* _Exercise prompt_
Check each line of the data for the string "title". Report how many have it, and give nothing else.

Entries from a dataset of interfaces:
_ _ _

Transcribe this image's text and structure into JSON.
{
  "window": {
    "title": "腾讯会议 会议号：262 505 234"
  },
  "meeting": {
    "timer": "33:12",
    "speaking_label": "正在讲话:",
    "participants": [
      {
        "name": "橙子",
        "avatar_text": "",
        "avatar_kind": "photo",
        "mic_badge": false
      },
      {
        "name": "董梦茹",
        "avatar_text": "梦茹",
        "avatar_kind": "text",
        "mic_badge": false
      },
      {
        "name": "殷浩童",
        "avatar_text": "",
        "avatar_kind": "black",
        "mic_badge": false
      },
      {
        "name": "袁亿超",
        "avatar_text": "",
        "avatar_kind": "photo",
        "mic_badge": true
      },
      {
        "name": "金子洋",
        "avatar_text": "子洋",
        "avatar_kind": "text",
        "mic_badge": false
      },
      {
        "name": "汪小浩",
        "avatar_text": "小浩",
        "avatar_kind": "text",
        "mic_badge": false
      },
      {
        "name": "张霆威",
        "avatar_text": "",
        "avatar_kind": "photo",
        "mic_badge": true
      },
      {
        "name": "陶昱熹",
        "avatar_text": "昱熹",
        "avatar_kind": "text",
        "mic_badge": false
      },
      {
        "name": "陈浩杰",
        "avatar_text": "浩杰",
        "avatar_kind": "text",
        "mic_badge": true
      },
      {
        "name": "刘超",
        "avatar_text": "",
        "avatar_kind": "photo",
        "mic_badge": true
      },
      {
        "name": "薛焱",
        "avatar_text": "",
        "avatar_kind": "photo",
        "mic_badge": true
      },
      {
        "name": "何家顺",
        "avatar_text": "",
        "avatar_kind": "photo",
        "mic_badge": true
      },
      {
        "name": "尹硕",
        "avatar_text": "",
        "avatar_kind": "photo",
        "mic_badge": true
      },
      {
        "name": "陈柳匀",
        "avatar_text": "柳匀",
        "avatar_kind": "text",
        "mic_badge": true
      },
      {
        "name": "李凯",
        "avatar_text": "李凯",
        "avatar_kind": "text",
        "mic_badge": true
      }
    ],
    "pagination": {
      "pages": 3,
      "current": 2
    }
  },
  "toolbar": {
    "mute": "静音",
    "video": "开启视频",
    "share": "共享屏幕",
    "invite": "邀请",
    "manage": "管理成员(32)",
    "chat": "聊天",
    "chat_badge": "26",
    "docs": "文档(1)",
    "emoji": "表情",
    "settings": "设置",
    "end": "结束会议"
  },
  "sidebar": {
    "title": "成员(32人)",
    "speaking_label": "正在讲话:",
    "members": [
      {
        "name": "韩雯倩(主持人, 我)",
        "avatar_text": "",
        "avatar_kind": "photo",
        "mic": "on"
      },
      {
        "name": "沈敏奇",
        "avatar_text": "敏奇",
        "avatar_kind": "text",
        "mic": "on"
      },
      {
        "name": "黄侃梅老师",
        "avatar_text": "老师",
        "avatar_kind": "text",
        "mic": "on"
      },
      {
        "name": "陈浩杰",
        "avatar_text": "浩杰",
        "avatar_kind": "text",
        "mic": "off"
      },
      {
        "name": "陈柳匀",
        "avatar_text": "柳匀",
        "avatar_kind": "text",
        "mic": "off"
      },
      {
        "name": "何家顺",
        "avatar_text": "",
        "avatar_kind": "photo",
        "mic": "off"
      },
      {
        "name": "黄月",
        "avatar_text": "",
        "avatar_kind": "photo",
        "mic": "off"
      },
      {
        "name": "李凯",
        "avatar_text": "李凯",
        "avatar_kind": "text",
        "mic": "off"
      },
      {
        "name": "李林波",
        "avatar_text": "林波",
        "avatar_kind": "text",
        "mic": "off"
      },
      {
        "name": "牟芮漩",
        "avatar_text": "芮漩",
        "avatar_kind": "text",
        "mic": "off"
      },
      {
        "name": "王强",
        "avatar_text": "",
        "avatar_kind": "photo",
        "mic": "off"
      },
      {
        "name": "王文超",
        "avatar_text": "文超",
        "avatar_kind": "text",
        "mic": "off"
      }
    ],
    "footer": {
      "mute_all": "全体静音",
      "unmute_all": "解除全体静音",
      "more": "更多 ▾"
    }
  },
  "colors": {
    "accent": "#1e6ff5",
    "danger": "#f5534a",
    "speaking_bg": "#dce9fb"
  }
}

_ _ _

* _Exercise answer_
2